DATA LISTING below:

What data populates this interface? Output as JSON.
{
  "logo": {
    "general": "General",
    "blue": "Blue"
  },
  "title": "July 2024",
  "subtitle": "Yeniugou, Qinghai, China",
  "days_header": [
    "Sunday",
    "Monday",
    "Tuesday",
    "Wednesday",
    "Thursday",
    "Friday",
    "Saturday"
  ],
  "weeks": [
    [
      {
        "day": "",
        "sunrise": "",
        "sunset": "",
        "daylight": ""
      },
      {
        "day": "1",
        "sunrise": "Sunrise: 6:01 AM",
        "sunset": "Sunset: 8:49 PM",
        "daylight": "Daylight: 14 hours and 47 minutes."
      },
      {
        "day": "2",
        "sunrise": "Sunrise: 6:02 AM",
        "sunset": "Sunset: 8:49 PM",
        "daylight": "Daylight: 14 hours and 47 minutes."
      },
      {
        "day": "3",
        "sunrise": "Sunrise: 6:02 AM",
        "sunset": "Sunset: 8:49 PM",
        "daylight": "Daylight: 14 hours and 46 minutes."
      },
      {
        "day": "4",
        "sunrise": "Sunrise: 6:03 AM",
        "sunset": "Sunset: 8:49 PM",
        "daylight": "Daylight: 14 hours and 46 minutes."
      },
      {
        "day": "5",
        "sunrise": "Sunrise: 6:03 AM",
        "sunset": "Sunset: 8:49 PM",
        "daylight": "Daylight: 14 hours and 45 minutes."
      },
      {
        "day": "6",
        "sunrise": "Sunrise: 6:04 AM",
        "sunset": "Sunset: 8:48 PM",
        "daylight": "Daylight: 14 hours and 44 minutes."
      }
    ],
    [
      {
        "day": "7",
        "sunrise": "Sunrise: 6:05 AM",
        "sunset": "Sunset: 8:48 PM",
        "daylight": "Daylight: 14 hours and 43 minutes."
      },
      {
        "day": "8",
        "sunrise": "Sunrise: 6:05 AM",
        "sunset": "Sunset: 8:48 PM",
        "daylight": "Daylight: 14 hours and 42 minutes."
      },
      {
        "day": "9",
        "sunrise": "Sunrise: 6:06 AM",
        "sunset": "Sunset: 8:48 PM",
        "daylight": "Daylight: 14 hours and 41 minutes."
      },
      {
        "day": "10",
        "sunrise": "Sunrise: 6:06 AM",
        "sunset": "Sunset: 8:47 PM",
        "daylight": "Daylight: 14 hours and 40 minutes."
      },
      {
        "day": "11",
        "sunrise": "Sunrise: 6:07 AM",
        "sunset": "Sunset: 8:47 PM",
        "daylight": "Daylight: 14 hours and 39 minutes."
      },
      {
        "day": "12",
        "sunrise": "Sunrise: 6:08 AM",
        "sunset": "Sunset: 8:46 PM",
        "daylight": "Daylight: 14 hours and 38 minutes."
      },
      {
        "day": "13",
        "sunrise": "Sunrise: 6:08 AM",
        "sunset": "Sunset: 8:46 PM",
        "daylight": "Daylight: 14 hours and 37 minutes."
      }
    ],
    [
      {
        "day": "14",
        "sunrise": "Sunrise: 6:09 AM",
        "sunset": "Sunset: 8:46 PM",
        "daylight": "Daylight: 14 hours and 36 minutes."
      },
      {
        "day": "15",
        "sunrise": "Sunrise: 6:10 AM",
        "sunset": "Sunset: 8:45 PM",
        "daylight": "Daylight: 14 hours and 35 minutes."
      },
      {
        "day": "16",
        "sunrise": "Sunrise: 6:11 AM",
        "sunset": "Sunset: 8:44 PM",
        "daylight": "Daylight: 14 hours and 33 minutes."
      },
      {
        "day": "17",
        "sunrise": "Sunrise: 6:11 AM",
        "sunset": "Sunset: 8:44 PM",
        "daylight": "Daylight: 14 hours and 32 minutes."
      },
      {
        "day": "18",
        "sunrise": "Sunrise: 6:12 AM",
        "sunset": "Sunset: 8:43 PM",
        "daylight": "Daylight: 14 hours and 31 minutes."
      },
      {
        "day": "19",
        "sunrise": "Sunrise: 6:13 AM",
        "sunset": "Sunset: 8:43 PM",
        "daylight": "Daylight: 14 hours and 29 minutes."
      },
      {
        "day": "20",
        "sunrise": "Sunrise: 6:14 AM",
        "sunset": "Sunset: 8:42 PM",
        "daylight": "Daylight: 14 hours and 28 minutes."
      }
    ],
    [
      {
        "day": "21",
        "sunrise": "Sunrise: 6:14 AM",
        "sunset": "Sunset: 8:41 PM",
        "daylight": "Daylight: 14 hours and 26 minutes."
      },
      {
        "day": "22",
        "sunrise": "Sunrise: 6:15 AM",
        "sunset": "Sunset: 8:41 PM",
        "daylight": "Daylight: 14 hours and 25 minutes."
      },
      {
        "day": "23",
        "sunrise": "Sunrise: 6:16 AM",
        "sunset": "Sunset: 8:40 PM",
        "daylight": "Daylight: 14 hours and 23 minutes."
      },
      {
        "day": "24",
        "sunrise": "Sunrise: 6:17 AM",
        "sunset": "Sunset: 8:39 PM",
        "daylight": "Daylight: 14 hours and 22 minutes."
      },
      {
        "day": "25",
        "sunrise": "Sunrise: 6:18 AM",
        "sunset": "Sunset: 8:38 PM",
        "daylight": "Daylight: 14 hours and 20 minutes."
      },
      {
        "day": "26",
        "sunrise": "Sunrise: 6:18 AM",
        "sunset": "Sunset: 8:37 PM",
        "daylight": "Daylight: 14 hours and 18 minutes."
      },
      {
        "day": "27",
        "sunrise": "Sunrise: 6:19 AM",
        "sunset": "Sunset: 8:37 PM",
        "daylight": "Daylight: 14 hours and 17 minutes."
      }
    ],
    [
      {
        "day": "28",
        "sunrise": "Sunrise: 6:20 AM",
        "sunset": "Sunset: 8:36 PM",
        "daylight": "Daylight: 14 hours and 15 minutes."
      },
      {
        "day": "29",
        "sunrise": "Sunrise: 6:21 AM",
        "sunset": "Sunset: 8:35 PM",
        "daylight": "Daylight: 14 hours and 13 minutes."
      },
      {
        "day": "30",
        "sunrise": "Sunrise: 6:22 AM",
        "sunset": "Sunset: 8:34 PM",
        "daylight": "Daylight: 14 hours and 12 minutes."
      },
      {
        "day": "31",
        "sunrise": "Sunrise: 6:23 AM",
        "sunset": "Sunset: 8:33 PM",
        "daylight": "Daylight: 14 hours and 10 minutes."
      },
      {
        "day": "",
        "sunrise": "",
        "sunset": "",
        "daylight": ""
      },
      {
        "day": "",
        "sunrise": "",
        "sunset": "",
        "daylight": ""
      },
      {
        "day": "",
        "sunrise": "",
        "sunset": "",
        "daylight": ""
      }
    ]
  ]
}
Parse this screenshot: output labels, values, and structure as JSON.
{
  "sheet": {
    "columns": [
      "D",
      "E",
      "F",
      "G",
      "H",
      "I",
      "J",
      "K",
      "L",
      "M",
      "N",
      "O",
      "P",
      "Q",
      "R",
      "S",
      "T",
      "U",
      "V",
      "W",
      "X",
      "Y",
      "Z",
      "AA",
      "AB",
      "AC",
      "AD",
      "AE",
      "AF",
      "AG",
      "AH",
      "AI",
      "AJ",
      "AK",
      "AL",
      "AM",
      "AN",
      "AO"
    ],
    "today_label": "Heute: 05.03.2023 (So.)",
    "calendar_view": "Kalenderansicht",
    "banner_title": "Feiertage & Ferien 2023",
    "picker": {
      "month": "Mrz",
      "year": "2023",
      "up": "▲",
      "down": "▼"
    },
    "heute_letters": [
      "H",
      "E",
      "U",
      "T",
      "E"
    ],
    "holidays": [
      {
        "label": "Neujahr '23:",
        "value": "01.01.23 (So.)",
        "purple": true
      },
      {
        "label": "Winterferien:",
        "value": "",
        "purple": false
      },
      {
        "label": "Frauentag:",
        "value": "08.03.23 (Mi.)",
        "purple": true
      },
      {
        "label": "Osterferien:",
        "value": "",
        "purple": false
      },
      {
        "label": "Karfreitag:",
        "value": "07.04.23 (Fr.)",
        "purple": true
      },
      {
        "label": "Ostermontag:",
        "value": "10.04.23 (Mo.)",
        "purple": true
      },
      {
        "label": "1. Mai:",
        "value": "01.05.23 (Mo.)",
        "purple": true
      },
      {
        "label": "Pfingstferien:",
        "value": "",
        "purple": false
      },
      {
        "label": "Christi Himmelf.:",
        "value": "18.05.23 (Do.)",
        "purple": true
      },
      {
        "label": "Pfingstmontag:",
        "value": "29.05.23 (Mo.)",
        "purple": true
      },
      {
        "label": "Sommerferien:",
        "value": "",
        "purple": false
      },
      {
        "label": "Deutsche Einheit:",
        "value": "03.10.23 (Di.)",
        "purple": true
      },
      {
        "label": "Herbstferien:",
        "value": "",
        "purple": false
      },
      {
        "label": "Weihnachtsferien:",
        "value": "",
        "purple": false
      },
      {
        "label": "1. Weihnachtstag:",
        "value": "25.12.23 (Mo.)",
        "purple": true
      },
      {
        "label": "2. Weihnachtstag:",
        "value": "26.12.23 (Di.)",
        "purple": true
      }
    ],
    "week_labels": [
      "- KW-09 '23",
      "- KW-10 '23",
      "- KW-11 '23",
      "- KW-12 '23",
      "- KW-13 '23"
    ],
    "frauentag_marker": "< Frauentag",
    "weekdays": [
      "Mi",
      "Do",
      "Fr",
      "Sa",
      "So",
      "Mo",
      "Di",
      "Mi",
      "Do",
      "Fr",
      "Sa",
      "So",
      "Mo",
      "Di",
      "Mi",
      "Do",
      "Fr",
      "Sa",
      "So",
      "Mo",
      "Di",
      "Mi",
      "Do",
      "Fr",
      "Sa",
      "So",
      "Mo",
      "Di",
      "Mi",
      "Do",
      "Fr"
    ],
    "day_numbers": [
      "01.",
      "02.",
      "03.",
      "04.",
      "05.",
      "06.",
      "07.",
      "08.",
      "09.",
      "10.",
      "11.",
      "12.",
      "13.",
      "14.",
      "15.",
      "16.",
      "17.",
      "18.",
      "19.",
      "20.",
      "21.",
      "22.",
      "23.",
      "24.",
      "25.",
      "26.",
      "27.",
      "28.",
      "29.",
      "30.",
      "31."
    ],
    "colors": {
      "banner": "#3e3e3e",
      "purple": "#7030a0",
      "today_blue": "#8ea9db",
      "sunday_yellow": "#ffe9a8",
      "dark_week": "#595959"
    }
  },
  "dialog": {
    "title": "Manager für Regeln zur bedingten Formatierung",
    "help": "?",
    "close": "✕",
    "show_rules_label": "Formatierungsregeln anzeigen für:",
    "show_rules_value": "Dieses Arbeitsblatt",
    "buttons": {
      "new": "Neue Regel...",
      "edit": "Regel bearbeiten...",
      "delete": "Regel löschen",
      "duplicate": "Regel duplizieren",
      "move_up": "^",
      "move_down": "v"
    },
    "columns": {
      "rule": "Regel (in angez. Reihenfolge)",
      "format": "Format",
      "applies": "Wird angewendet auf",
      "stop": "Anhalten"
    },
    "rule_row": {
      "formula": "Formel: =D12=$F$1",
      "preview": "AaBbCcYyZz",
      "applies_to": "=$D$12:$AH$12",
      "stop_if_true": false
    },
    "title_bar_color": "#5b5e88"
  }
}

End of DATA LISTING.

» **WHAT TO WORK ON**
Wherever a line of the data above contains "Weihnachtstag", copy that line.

» **ANSWER TO THIS EXERCISE**
        "label": "1. Weihnachtstag:",
        "label": "2. Weihnachtstag:",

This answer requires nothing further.